By Dr Neals J. Chitan
A new day dawned in January 2017 when a different approach to fighting crime was adopted and championed by St Kitts-Nevis’ ministry of national security and its determined and focused permanent secretary, Osmond Petty, and Prime Minister Dr Timothy Harris.
2016 had taken the homicidal plotting graph to a record-breaking level, registering 32 homicides that year in the twin-island nation. A different formula was desperately needed to sustainably break this antisocial spiral that was tarnishing the good repute of the “Sugar City” and threatening to negatively impact its growing and booming tourist industry.
It was at this point of need, our copyrighted “EDER Approach” — a four-dimensional approach to crime reduction was investigated and chosen by the ruling Team Unity government as the way forward to sustainably stop the social hemorrhaging that literally created blood flow on the streets of the Federation.
After a series of robust consultations with parents, teachers and law enforcers which represented three levels of enforcement — the “E” in EDER, we undertook the “D” which means diagnosis. There is a traditional approach to crime in the Caribbean where the heavy hand of law enforcement rips through communities and indiscriminately pounces on socially damaged men who fit the criminal profile.
The diagnosis aspect of the EDER is meant to blend a socially softer approach with that toughness of enforcement to take an intentional look at the roots causing crime and violence. And so, it was with this objective in mind we engaged our “Uprooting Crime and Violence Symposium” at the St Kitts Marriott Hotel, taking an in-depth look at 12 psychosocial roots of crime and violence and how we can kill those roots if we hope to break the persisting trend.
This symposium was very well attended and saw the participation and direct involvement of educators, law enforcers, mental health professionals, clergy, social science professionals, health professional and every conceivable interested stakeholder within the Federation. After my presentation of the 12 roots and their impact on a wide spectrum of criminal activity, these professionals were tasked with coming together within their special interest groups to identify the root most germane to their profession and design a short-term and long-term strategy that they can use to kill that root nationally.
It was within that working framework that an idea that would change the social direction of the Federation of St Kitts-Nevis was born.
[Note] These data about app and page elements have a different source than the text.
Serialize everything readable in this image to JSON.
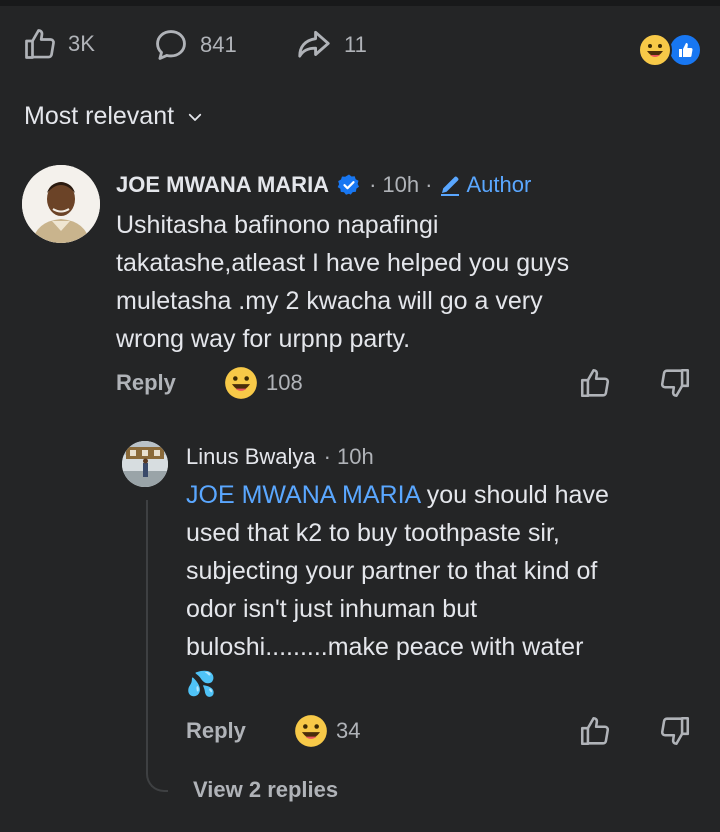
{
  "stats": {
    "likes": "3K",
    "comments": "841",
    "shares": "11"
  },
  "sort": {
    "label": "Most relevant"
  },
  "comment": {
    "name": "JOE MWANA MARIA",
    "time": "10h",
    "author_label": "Author",
    "text_lines": [
      "Ushitasha bafinono napafingi",
      "takatashe,atleast I have helped you guys",
      "muletasha .my 2 kwacha will go a very",
      "wrong way for urpnp party."
    ],
    "reply_label": "Reply",
    "reaction_count": "108"
  },
  "reply": {
    "name": "Linus Bwalya",
    "time": "10h",
    "mention": "JOE MWANA MARIA",
    "first_line_rest": " you should have",
    "text_lines": [
      "used that k2 to buy toothpaste sir,",
      "subjecting your partner to that kind of",
      "odor isn't  just inhuman but",
      "buloshi.........make peace with water"
    ],
    "emoji": "💦",
    "reply_label": "Reply",
    "reaction_count": "34"
  },
  "view_replies": "View 2 replies",
  "colors": {
    "background": "#242526",
    "text": "#e4e6eb",
    "muted": "#b0b3b8",
    "link": "#5aa7ff",
    "like_blue": "#1877f2",
    "haha_yellow": "#f7c948"
  }
}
Following in the footsteps of most great change makers, Inspector Rosemarie Isles-Joseph of the St Christopher and Nevis Police Force was struck by inspiration and the idea of the St Kitts-Nevis Explorer Movement was born.
As a law enforcer who is closely connected to her community and had frequently used the softer side of inspiration and encouragement to deal with anti-social behaviour, she was herself inspired to start a community youth club that can bring children together and keep them involved in exciting character-building activities. So, injecting Permanent Secretary Petty with a dose of the same inspiration, they together sold the idea to a few of her police colleagues and the first Community Policing Team was formed to help undertake the explosion and expansion of what would become the Explorers Youth Club Movement in St Kitts and Nevis.
June 2017 saw its launch as over 70 children and teens between the ages of 4-19 from neighboring Molineaux and Phillips communities came together with parents and guardians for their first meeting. It was indeed the birth of Mol-Phil, the flagship club of the Explorer Movement leading the way to be followed by Chadwell club, St Peter’s club, St Paul’s club and the Cayon club, totalling over 400 children meeting on a weekly basis.
These children are all trained and encouraged to live by their pledge and motto which are meant to inscribe on their minds; discipline, good decisions, crime-free living, impulse control, helpfulness and being good citizens. As a paramilitary organization, along with these character-building activities, they enjoy competitive sports, drumming, dancing, hiking, cooking, sewing and drilling, and were participants in the 2017 and 2018 National Independence Celebration Parade.
On Friday November 23, 2018, during a promotional event in the sister island of Nevis, sixty uniformed Explorer Ambassadors along with their highly synchronized drum corps and Community Policing Team paraded through the streets of Charlestown the capital city to encourage and ignite the Explorer Movement in Nevis. Later, these excited and highly motivated Explorers ran through the streets and alleyways of gun ridden communities, knocking on doors and encouraging parents and children to get involved, leaving them with the high expectation of a soon coming Explorer Movement to Nevis also.
As the crime reduction consultant to the Federation, it was my pleasure to be part of the team, escorting them along with my admin assistant Mrs Ann Chitan, permanent secretary Osmond Petty, founder Inspector Rosemarie Isle-Joseph and her team; Sgt. Sampson, Constable Percival, Sgt. Henderson, Constable Hendrickson, Constable McSheene, Constable Thomas and Constable Daniels from Nevis.
Truly, amidst the blazing fiery infernos that are destroying homes, communities and forest across the globe, I am pleased to report that there is a blazing fire of inspiration, hope and positivity that is blazing across St Kitts-Nevis and which will hopefully spread across the Caribbean to reduce the growing anti-social behavior that’s breeding crime and violence.